The University of Mississippi has long been a federally approved cannabis cultivator, providing cannabis and cannabinoids to researchers whose projects are greenlit by the National Institute on Drug Abuse (NIDA).

Now, armed with that experience and inspired by Mississippi’s recent efforts to legalize medical cannabis, the university’s School of Pharmacy is launching the National Center for Cannabis Research and Education (NCCRE), which will conduct scientific research, data analysis, education and training on the health effects of cannabis.

“In the past, we were fairly restricted because it was a federal program, very restricted to doing what they contracted with us to do,” Larry Walker, Ph.D., the center’s interim director, told Cannabis Business Times. “Over the years, we’ve generated a number of other research projects and we felt like it was maybe time to begin something separate from our NIDA-funded project that could do some research and education that might benefit the state.”
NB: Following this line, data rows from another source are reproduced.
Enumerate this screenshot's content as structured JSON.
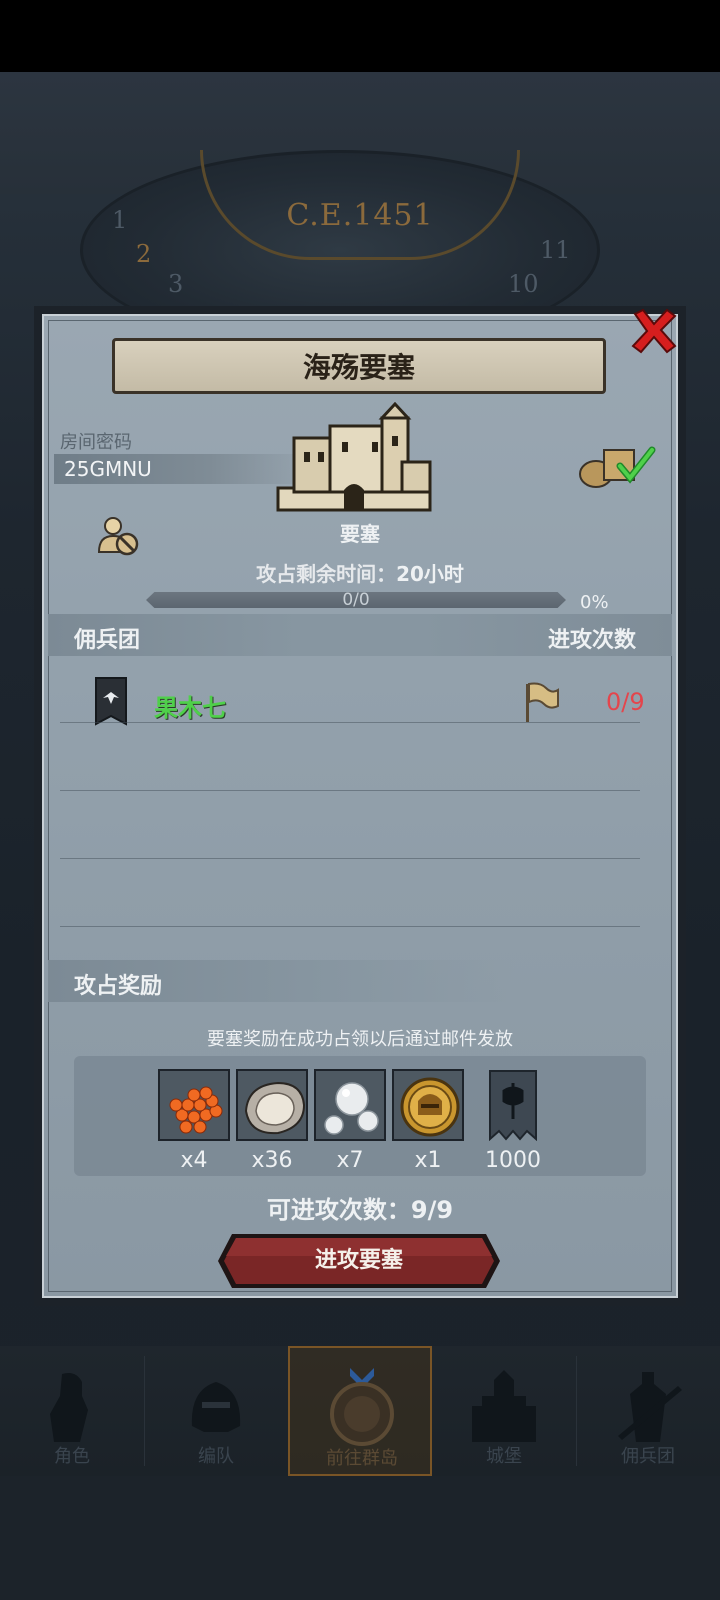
{
  "header": {
    "year": "C.E.1451",
    "clock_numerals": [
      "1",
      "2",
      "3",
      "10",
      "11"
    ]
  },
  "dialog": {
    "title": "海殇要塞",
    "room_label": "房间密码",
    "room_code": "25GMNU",
    "building_label": "要塞",
    "time_label": "攻占剩余时间：",
    "time_value": "20小时",
    "progress_text": "0/0",
    "progress_percent": "0%",
    "progress_fraction": 0,
    "mercenary_header": "佣兵团",
    "attack_count_header": "进攻次数",
    "guilds": [
      {
        "name": "果木七",
        "attacks": "0/9"
      }
    ],
    "reward_header": "攻占奖励",
    "reward_note": "要塞奖励在成功占领以后通过邮件发放",
    "rewards": [
      {
        "icon": "roe-icon",
        "count": "x4"
      },
      {
        "icon": "oyster-icon",
        "count": "x36"
      },
      {
        "icon": "pearl-icon",
        "count": "x7"
      },
      {
        "icon": "golden-helmet-coin-icon",
        "count": "x1"
      },
      {
        "icon": "guild-banner-icon",
        "count": "1000"
      }
    ],
    "attacks_available_label": "可进攻次数：",
    "attacks_available_value": "9/9",
    "attack_button": "进攻要塞"
  },
  "navbar": {
    "items": [
      {
        "label": "角色",
        "icon": "knight-icon",
        "active": false
      },
      {
        "label": "编队",
        "icon": "helmet-icon",
        "active": false
      },
      {
        "label": "前往群岛",
        "icon": "compass-icon",
        "active": true
      },
      {
        "label": "城堡",
        "icon": "castle-icon",
        "active": false
      },
      {
        "label": "佣兵团",
        "icon": "mercenary-icon",
        "active": false
      }
    ]
  },
  "colors": {
    "guild_name": "#4fd04a",
    "attack_count": "#e4454c",
    "button_red": "#7a2626",
    "close_red": "#d61e1e"
  }
}
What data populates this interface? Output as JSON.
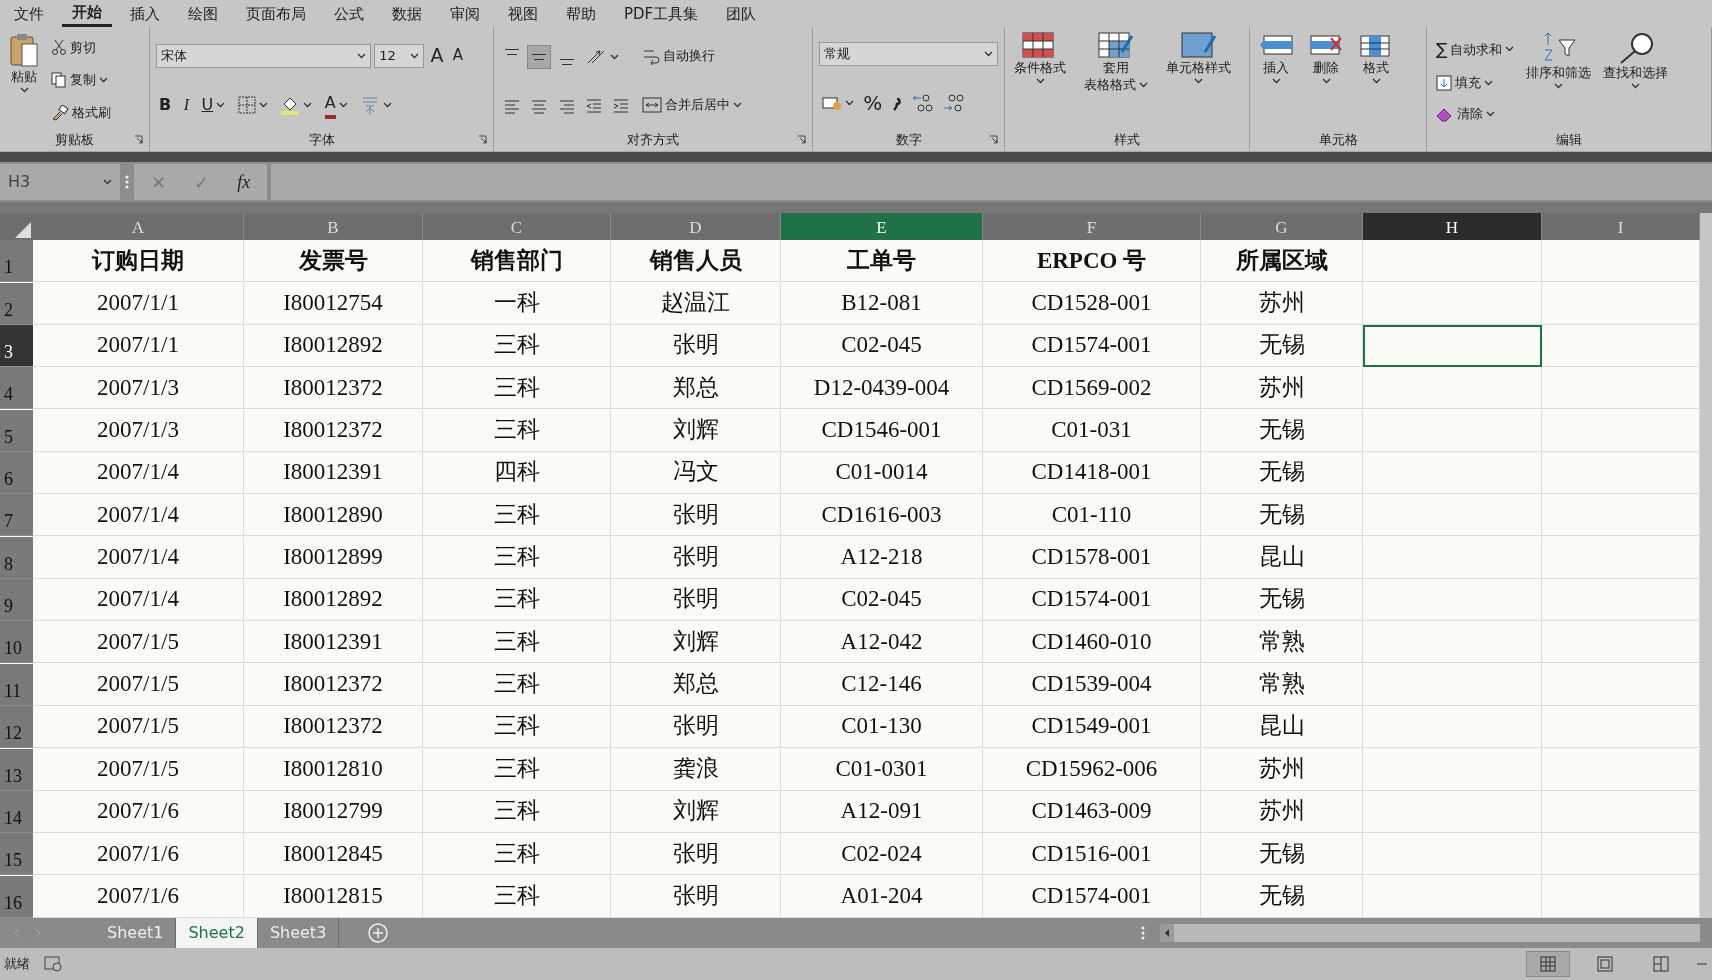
{
  "menu_tabs": [
    {
      "label": "文件",
      "selected": false
    },
    {
      "label": "开始",
      "selected": true
    },
    {
      "label": "插入",
      "selected": false
    },
    {
      "label": "绘图",
      "selected": false
    },
    {
      "label": "页面布局",
      "selected": false
    },
    {
      "label": "公式",
      "selected": false
    },
    {
      "label": "数据",
      "selected": false
    },
    {
      "label": "审阅",
      "selected": false
    },
    {
      "label": "视图",
      "selected": false
    },
    {
      "label": "帮助",
      "selected": false
    },
    {
      "label": "PDF工具集",
      "selected": false
    },
    {
      "label": "团队",
      "selected": false
    }
  ],
  "ribbon": {
    "clipboard": {
      "title": "剪贴板",
      "paste": "粘贴",
      "cut": "剪切",
      "copy": "复制",
      "format_painter": "格式刷"
    },
    "font": {
      "title": "字体",
      "font_name": "宋体",
      "font_size": "12",
      "grow": "A",
      "shrink": "A",
      "bold": "B",
      "italic": "I",
      "underline": "U",
      "font_color": "A"
    },
    "alignment": {
      "title": "对齐方式",
      "vertical": [
        {
          "selected": false
        },
        {
          "selected": true
        },
        {
          "selected": false
        }
      ],
      "wrap_text": "自动换行",
      "merge_center": "合并后居中"
    },
    "number": {
      "title": "数字",
      "format": "常规",
      "percent": "%"
    },
    "styles": {
      "title": "样式",
      "buttons": [
        {
          "lines": [
            "条件格式"
          ]
        },
        {
          "lines": [
            "套用",
            "表格格式"
          ]
        },
        {
          "lines": [
            "单元格样式"
          ]
        }
      ]
    },
    "cells": {
      "title": "单元格",
      "buttons": [
        "插入",
        "删除",
        "格式"
      ]
    },
    "editing": {
      "title": "编辑",
      "autosum_symbol": "∑",
      "autosum": "自动求和",
      "fill": "填充",
      "clear": "清除",
      "sort_filter": "排序和筛选",
      "find_select": "查找和选择"
    }
  },
  "formula_bar": {
    "name_box": "H3",
    "cancel": "✕",
    "enter": "✓",
    "fx": "fx",
    "disabled": true
  },
  "columns": [
    {
      "letter": "A",
      "highlighted": false,
      "active": false
    },
    {
      "letter": "B",
      "highlighted": false,
      "active": false
    },
    {
      "letter": "C",
      "highlighted": false,
      "active": false
    },
    {
      "letter": "D",
      "highlighted": false,
      "active": false
    },
    {
      "letter": "E",
      "highlighted": true,
      "active": false
    },
    {
      "letter": "F",
      "highlighted": false,
      "active": false
    },
    {
      "letter": "G",
      "highlighted": false,
      "active": false
    },
    {
      "letter": "H",
      "highlighted": false,
      "active": true
    },
    {
      "letter": "I",
      "highlighted": false,
      "active": false
    }
  ],
  "rows": [
    {
      "number": "1",
      "active": false,
      "header": true,
      "cells": [
        "订购日期",
        "发票号",
        "销售部门",
        "销售人员",
        "工单号",
        "ERPCO 号",
        "所属区域"
      ]
    },
    {
      "number": "2",
      "active": false,
      "header": false,
      "cells": [
        "2007/1/1",
        "I80012754",
        "一科",
        "赵温江",
        "B12-081",
        "CD1528-001",
        "苏州"
      ]
    },
    {
      "number": "3",
      "active": true,
      "header": false,
      "cells": [
        "2007/1/1",
        "I80012892",
        "三科",
        "张明",
        "C02-045",
        "CD1574-001",
        "无锡"
      ]
    },
    {
      "number": "4",
      "active": false,
      "header": false,
      "cells": [
        "2007/1/3",
        "I80012372",
        "三科",
        "郑总",
        "D12-0439-004",
        "CD1569-002",
        "苏州"
      ]
    },
    {
      "number": "5",
      "active": false,
      "header": false,
      "cells": [
        "2007/1/3",
        "I80012372",
        "三科",
        "刘辉",
        "CD1546-001",
        "C01-031",
        "无锡"
      ]
    },
    {
      "number": "6",
      "active": false,
      "header": false,
      "cells": [
        "2007/1/4",
        "I80012391",
        "四科",
        "冯文",
        "C01-0014",
        "CD1418-001",
        "无锡"
      ]
    },
    {
      "number": "7",
      "active": false,
      "header": false,
      "cells": [
        "2007/1/4",
        "I80012890",
        "三科",
        "张明",
        "CD1616-003",
        "C01-110",
        "无锡"
      ]
    },
    {
      "number": "8",
      "active": false,
      "header": false,
      "cells": [
        "2007/1/4",
        "I80012899",
        "三科",
        "张明",
        "A12-218",
        "CD1578-001",
        "昆山"
      ]
    },
    {
      "number": "9",
      "active": false,
      "header": false,
      "cells": [
        "2007/1/4",
        "I80012892",
        "三科",
        "张明",
        "C02-045",
        "CD1574-001",
        "无锡"
      ]
    },
    {
      "number": "10",
      "active": false,
      "header": false,
      "cells": [
        "2007/1/5",
        "I80012391",
        "三科",
        "刘辉",
        "A12-042",
        "CD1460-010",
        "常熟"
      ]
    },
    {
      "number": "11",
      "active": false,
      "header": false,
      "cells": [
        "2007/1/5",
        "I80012372",
        "三科",
        "郑总",
        "C12-146",
        "CD1539-004",
        "常熟"
      ]
    },
    {
      "number": "12",
      "active": false,
      "header": false,
      "cells": [
        "2007/1/5",
        "I80012372",
        "三科",
        "张明",
        "C01-130",
        "CD1549-001",
        "昆山"
      ]
    },
    {
      "number": "13",
      "active": false,
      "header": false,
      "cells": [
        "2007/1/5",
        "I80012810",
        "三科",
        "龚浪",
        "C01-0301",
        "CD15962-006",
        "苏州"
      ]
    },
    {
      "number": "14",
      "active": false,
      "header": false,
      "cells": [
        "2007/1/6",
        "I80012799",
        "三科",
        "刘辉",
        "A12-091",
        "CD1463-009",
        "苏州"
      ]
    },
    {
      "number": "15",
      "active": false,
      "header": false,
      "cells": [
        "2007/1/6",
        "I80012845",
        "三科",
        "张明",
        "C02-024",
        "CD1516-001",
        "无锡"
      ]
    },
    {
      "number": "16",
      "active": false,
      "header": false,
      "cells": [
        "2007/1/6",
        "I80012815",
        "三科",
        "张明",
        "A01-204",
        "CD1574-001",
        "无锡"
      ]
    }
  ],
  "sheet_tabs": [
    {
      "label": "Sheet1",
      "selected": false
    },
    {
      "label": "Sheet2",
      "selected": true
    },
    {
      "label": "Sheet3",
      "selected": false
    }
  ],
  "status_bar": {
    "text": "就绪",
    "views": [
      {
        "selected": true
      },
      {
        "selected": false
      },
      {
        "selected": false
      }
    ]
  }
}
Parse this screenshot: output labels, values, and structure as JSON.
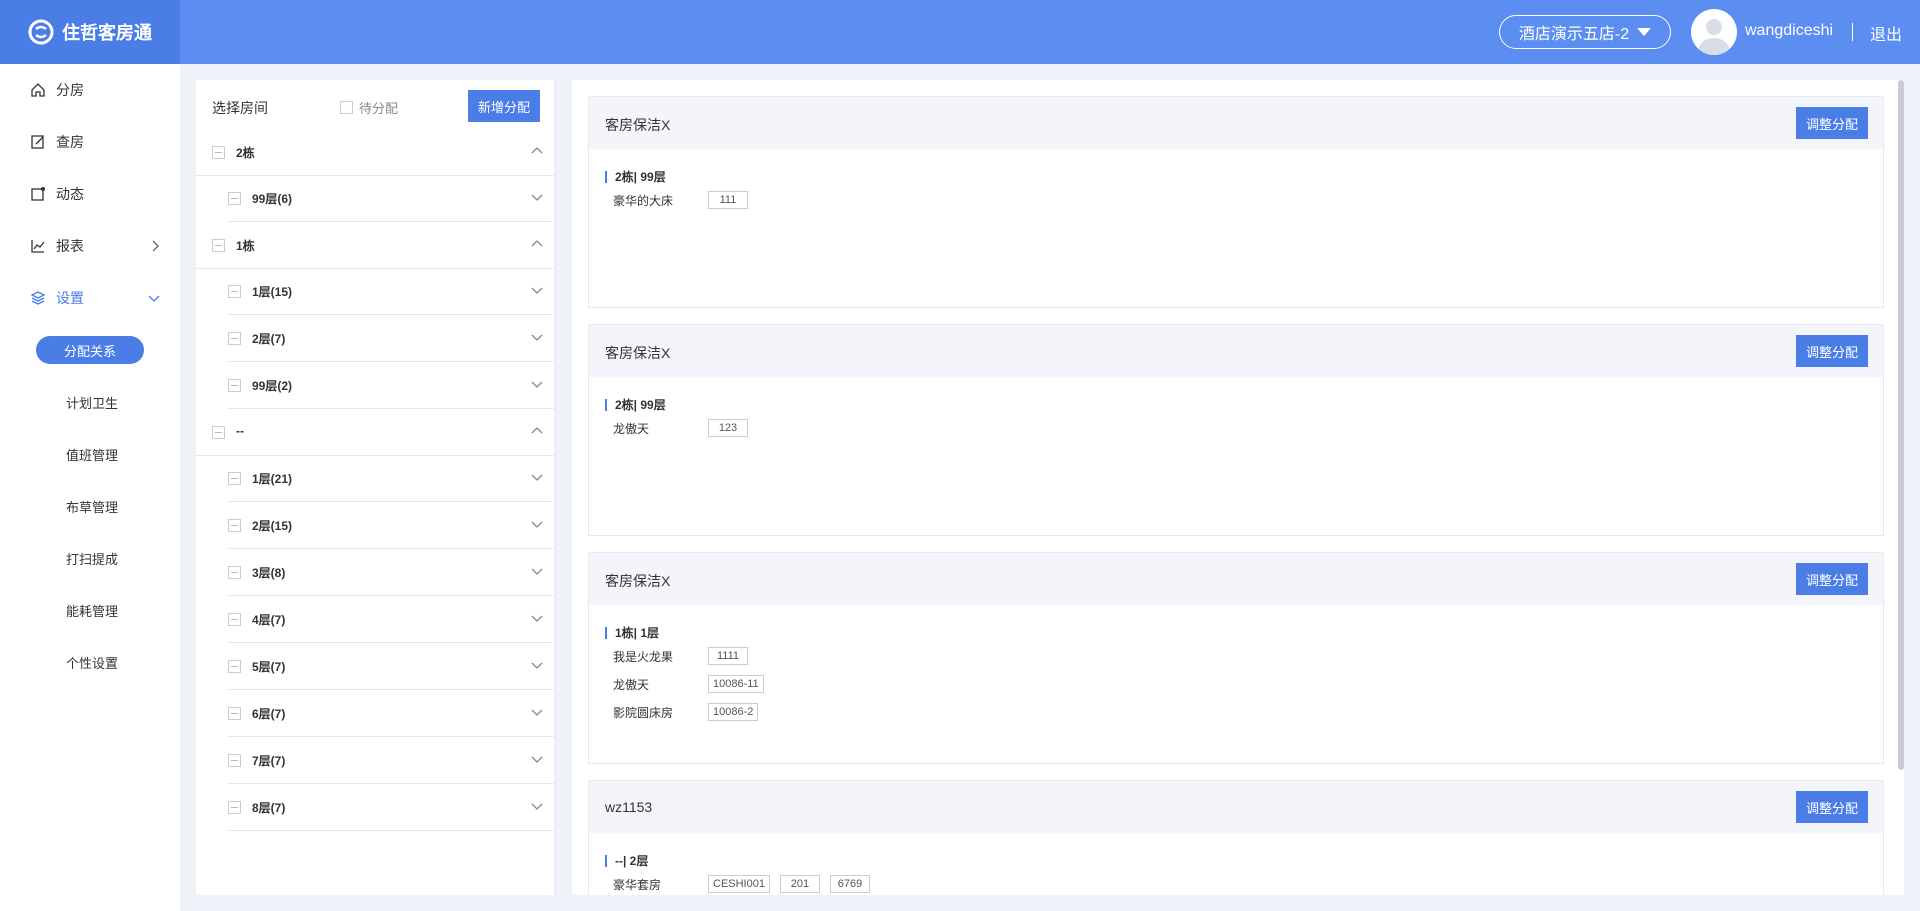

As state-level cannabis programs continue to gain momentum across the country, Walker and his team felt that other states could also benefit from the cannabis research the university would conduct and use it to help build their regulatory structures.

“Our interest would be from the scientific and health perspective, just to give them whatever information they might need to make a decision when they’re setting policy,” Walker said. “Many times, … different state programs are having to do it with relatively little background knowledge on the science side. … So, we just want to be able to provide them seminars, white papers, things that might help them in this.”

The NCCRE is currently looking to secure the funding and new hires necessary to launch its first studies. Initial research will look at how to deliver THC and other cannabinoids through different formulations, as well as how different products can target specific medical conditions.

“I’m hopeful that we’re going to be able to put together some selected clinical research studies, where we can actually do this in volunteers or in patients,” Walker said. “The idea there would be, if you’re trying to treat a certain disorder, what kind of drug levels do you need to deliver [and] for how long?”

Specifically, the research will target what the outcomes are for certain diseases that are treated with cannabis-based medicine, looking at the benefits cannabis treatment can have on certain conditions, as well as any adverse effects that patients experience.

“We just want to be able to provide good science, education and training for people getting involved in the program, whether it be physicians, pharmacists, dispensary personnel or health department personnel,” Walker said. “[We want to provide] a better understanding about the chemistry [and] the pharmacology of cannabinoids.”

While the School of Pharmacy has board members who are interested in cannabis research and able to conduct some of the studies, Walker said the NCCRE is looking to hire additional personnel.

“We’re going to be looking for recruiting some leadership and at least having funding to be able to buy the time of the people at the university that are capable of doing this type of work,” he said.

Since the center is in the very beginning stages, Walker said the ultimate direction of the research will depend on many factors, including how much funding the center secures and whether the university decides to partner with cannabis companies on some of the research.

“I think there are a lot of companies that would like to work in some of these research areas, and we’re talking with some of them,” Walker said. “We’re really interested in just having good, science-based products studied and then available in the state programs.”